## Prompt
Reprint every line of the data, keeping each character intact.

## Items from an interface collection
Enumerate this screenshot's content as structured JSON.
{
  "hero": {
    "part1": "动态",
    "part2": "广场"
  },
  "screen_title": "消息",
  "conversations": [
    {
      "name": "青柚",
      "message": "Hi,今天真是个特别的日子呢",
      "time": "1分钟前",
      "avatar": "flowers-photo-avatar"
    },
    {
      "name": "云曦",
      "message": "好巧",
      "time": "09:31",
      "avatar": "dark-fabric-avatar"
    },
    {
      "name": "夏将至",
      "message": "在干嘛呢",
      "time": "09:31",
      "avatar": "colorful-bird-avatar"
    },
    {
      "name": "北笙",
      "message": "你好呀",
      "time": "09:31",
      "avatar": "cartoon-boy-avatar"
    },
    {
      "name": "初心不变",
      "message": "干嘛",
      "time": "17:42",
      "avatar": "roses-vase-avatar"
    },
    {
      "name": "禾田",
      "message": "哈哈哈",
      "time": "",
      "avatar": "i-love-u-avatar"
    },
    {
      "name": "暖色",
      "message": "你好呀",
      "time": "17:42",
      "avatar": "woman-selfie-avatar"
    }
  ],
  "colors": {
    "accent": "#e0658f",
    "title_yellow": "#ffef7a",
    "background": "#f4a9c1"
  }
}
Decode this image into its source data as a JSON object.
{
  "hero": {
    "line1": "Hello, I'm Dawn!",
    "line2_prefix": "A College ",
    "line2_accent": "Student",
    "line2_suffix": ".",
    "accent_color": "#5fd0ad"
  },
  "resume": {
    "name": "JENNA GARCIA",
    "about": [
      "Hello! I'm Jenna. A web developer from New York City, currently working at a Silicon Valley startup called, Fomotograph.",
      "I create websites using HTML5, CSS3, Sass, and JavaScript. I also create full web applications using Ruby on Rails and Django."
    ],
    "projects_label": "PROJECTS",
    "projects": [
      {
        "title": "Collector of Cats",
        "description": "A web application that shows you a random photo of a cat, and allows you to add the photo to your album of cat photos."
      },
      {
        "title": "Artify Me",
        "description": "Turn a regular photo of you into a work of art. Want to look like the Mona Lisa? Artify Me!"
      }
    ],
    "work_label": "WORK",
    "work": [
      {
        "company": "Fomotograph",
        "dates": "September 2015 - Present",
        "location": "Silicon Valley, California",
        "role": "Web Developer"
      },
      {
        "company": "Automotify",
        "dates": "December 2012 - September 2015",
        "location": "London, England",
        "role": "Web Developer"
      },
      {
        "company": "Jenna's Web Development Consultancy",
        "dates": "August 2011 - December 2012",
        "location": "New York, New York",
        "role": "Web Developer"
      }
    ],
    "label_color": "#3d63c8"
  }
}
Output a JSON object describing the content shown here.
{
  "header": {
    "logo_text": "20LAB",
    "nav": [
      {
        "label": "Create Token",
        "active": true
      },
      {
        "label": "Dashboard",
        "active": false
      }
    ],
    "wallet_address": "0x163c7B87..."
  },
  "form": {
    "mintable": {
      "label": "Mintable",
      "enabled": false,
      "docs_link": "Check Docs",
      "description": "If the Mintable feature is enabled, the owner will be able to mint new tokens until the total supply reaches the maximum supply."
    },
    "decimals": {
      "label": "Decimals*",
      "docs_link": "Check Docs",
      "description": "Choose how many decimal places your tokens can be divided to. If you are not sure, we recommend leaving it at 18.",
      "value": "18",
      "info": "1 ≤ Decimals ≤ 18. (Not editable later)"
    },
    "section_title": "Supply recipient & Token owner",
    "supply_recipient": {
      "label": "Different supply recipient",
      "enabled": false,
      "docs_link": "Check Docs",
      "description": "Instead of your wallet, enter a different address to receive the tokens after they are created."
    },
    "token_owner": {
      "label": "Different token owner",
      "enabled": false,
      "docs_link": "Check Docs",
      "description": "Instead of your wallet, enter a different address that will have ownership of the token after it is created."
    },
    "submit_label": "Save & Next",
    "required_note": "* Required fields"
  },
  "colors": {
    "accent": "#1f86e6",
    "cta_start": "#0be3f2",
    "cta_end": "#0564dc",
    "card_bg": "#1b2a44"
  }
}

## The completed task
Enumerate this screenshot's content as structured JSON.
{
  "hero": {
    "part1": "动态",
    "part2": "广场"
  },
  "screen_title": "消息",
  "conversations": [
    {
      "name": "青柚",
      "message": "Hi,今天真是个特别的日子呢",
      "time": "1分钟前",
      "avatar": "flowers-photo-avatar"
    },
    {
      "name": "云曦",
      "message": "好巧",
      "time": "09:31",
      "avatar": "dark-fabric-avatar"
    },
    {
      "name": "夏将至",
      "message": "在干嘛呢",
      "time": "09:31",
      "avatar": "colorful-bird-avatar"
    },
    {
      "name": "北笙",
      "message": "你好呀",
      "time": "09:31",
      "avatar": "cartoon-boy-avatar"
    },
    {
      "name": "初心不变",
      "message": "干嘛",
      "time": "17:42",
      "avatar": "roses-vase-avatar"
    },
    {
      "name": "禾田",
      "message": "哈哈哈",
      "time": "",
      "avatar": "i-love-u-avatar"
    },
    {
      "name": "暖色",
      "message": "你好呀",
      "time": "17:42",
      "avatar": "woman-selfie-avatar"
    }
  ],
  "colors": {
    "accent": "#e0658f",
    "title_yellow": "#ffef7a",
    "background": "#f4a9c1"
  }
}
Decode this image into its source data as a JSON object.
{
  "hero": {
    "line1": "Hello, I'm Dawn!",
    "line2_prefix": "A College ",
    "line2_accent": "Student",
    "line2_suffix": ".",
    "accent_color": "#5fd0ad"
  },
  "resume": {
    "name": "JENNA GARCIA",
    "about": [
      "Hello! I'm Jenna. A web developer from New York City, currently working at a Silicon Valley startup called, Fomotograph.",
      "I create websites using HTML5, CSS3, Sass, and JavaScript. I also create full web applications using Ruby on Rails and Django."
    ],
    "projects_label": "PROJECTS",
    "projects": [
      {
        "title": "Collector of Cats",
        "description": "A web application that shows you a random photo of a cat, and allows you to add the photo to your album of cat photos."
      },
      {
        "title": "Artify Me",
        "description": "Turn a regular photo of you into a work of art. Want to look like the Mona Lisa? Artify Me!"
      }
    ],
    "work_label": "WORK",
    "work": [
      {
        "company": "Fomotograph",
        "dates": "September 2015 - Present",
        "location": "Silicon Valley, California",
        "role": "Web Developer"
      },
      {
        "company": "Automotify",
        "dates": "December 2012 - September 2015",
        "location": "London, England",
        "role": "Web Developer"
      },
      {
        "company": "Jenna's Web Development Consultancy",
        "dates": "August 2011 - December 2012",
        "location": "New York, New York",
        "role": "Web Developer"
      }
    ],
    "label_color": "#3d63c8"
  }
}
Output a JSON object describing the content shown here.
{
  "header": {
    "logo_text": "20LAB",
    "nav": [
      {
        "label": "Create Token",
        "active": true
      },
      {
        "label": "Dashboard",
        "active": false
      }
    ],
    "wallet_address": "0x163c7B87..."
  },
  "form": {
    "mintable": {
      "label": "Mintable",
      "enabled": false,
      "docs_link": "Check Docs",
      "description": "If the Mintable feature is enabled, the owner will be able to mint new tokens until the total supply reaches the maximum supply."
    },
    "decimals": {
      "label": "Decimals*",
      "docs_link": "Check Docs",
      "description": "Choose how many decimal places your tokens can be divided to. If you are not sure, we recommend leaving it at 18.",
      "value": "18",
      "info": "1 ≤ Decimals ≤ 18. (Not editable later)"
    },
    "section_title": "Supply recipient & Token owner",
    "supply_recipient": {
      "label": "Different supply recipient",
      "enabled": false,
      "docs_link": "Check Docs",
      "description": "Instead of your wallet, enter a different address to receive the tokens after they are created."
    },
    "token_owner": {
      "label": "Different token owner",
      "enabled": false,
      "docs_link": "Check Docs",
      "description": "Instead of your wallet, enter a different address that will have ownership of the token after it is created."
    },
    "submit_label": "Save & Next",
    "required_note": "* Required fields"
  },
  "colors": {
    "accent": "#1f86e6",
    "cta_start": "#0be3f2",
    "cta_end": "#0564dc",
    "card_bg": "#1b2a44"
  }
}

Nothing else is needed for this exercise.